→ WORK REQUEST:
Copy out the listing below exactly, please, and skip any pictures.
>>>
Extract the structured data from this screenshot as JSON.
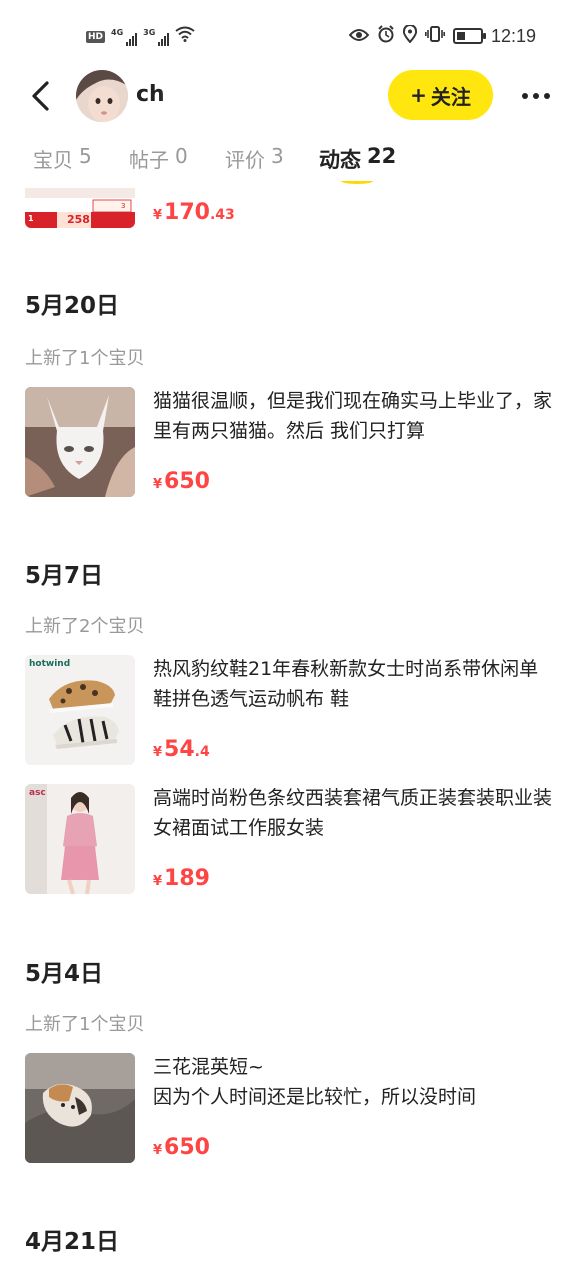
{
  "status_bar": {
    "hd": "HD",
    "sim1": "4G",
    "sim2": "3G",
    "time": "12:19"
  },
  "header": {
    "username": "ch",
    "follow_label": "关注",
    "follow_plus": "+"
  },
  "tabs": [
    {
      "label": "宝贝",
      "count": "5"
    },
    {
      "label": "帖子",
      "count": "0"
    },
    {
      "label": "评价",
      "count": "3"
    },
    {
      "label": "动态",
      "count": "22"
    }
  ],
  "feed": {
    "partial_item": {
      "price_currency": "¥",
      "price_main": "170",
      "price_decimal": ".43",
      "thumb_badge": "258",
      "thumb_tag_1": "1",
      "thumb_tag_2": "3"
    },
    "groups": [
      {
        "date": "5月20日",
        "subtitle": "上新了1个宝贝",
        "items": [
          {
            "title": "猫猫很温顺，但是我们现在确实马上毕业了，家里有两只猫猫。然后 我们只打算",
            "currency": "¥",
            "price_main": "650",
            "price_decimal": ""
          }
        ]
      },
      {
        "date": "5月7日",
        "subtitle": "上新了2个宝贝",
        "items": [
          {
            "title": "热风豹纹鞋21年春秋新款女士时尚系带休闲单鞋拼色透气运动帆布 鞋",
            "currency": "¥",
            "price_main": "54",
            "price_decimal": ".4",
            "thumb_brand": "hotwind"
          },
          {
            "title": "高端时尚粉色条纹西装套裙气质正装套装职业装女裙面试工作服女装",
            "currency": "¥",
            "price_main": "189",
            "price_decimal": "",
            "thumb_brand": "asc"
          }
        ]
      },
      {
        "date": "5月4日",
        "subtitle": "上新了1个宝贝",
        "items": [
          {
            "title": "三花混英短~\n因为个人时间还是比较忙，所以没时间",
            "currency": "¥",
            "price_main": "650",
            "price_decimal": ""
          }
        ]
      },
      {
        "date": "4月21日"
      }
    ]
  },
  "colors": {
    "accent_yellow": "#ffe60f",
    "price_red": "#ff4444",
    "muted_gray": "#999999"
  }
}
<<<
→ TASK ANSWER:
Extract the structured data from this screenshot as JSON.
{
  "status_bar": {
    "hd": "HD",
    "sim1": "4G",
    "sim2": "3G",
    "time": "12:19"
  },
  "header": {
    "username": "ch",
    "follow_label": "关注",
    "follow_plus": "+"
  },
  "tabs": [
    {
      "label": "宝贝",
      "count": "5"
    },
    {
      "label": "帖子",
      "count": "0"
    },
    {
      "label": "评价",
      "count": "3"
    },
    {
      "label": "动态",
      "count": "22"
    }
  ],
  "feed": {
    "partial_item": {
      "price_currency": "¥",
      "price_main": "170",
      "price_decimal": ".43",
      "thumb_badge": "258",
      "thumb_tag_1": "1",
      "thumb_tag_2": "3"
    },
    "groups": [
      {
        "date": "5月20日",
        "subtitle": "上新了1个宝贝",
        "items": [
          {
            "title": "猫猫很温顺，但是我们现在确实马上毕业了，家里有两只猫猫。然后 我们只打算",
            "currency": "¥",
            "price_main": "650",
            "price_decimal": ""
          }
        ]
      },
      {
        "date": "5月7日",
        "subtitle": "上新了2个宝贝",
        "items": [
          {
            "title": "热风豹纹鞋21年春秋新款女士时尚系带休闲单鞋拼色透气运动帆布 鞋",
            "currency": "¥",
            "price_main": "54",
            "price_decimal": ".4",
            "thumb_brand": "hotwind"
          },
          {
            "title": "高端时尚粉色条纹西装套裙气质正装套装职业装女裙面试工作服女装",
            "currency": "¥",
            "price_main": "189",
            "price_decimal": "",
            "thumb_brand": "asc"
          }
        ]
      },
      {
        "date": "5月4日",
        "subtitle": "上新了1个宝贝",
        "items": [
          {
            "title": "三花混英短~\n因为个人时间还是比较忙，所以没时间",
            "currency": "¥",
            "price_main": "650",
            "price_decimal": ""
          }
        ]
      },
      {
        "date": "4月21日"
      }
    ]
  },
  "colors": {
    "accent_yellow": "#ffe60f",
    "price_red": "#ff4444",
    "muted_gray": "#999999"
  }
}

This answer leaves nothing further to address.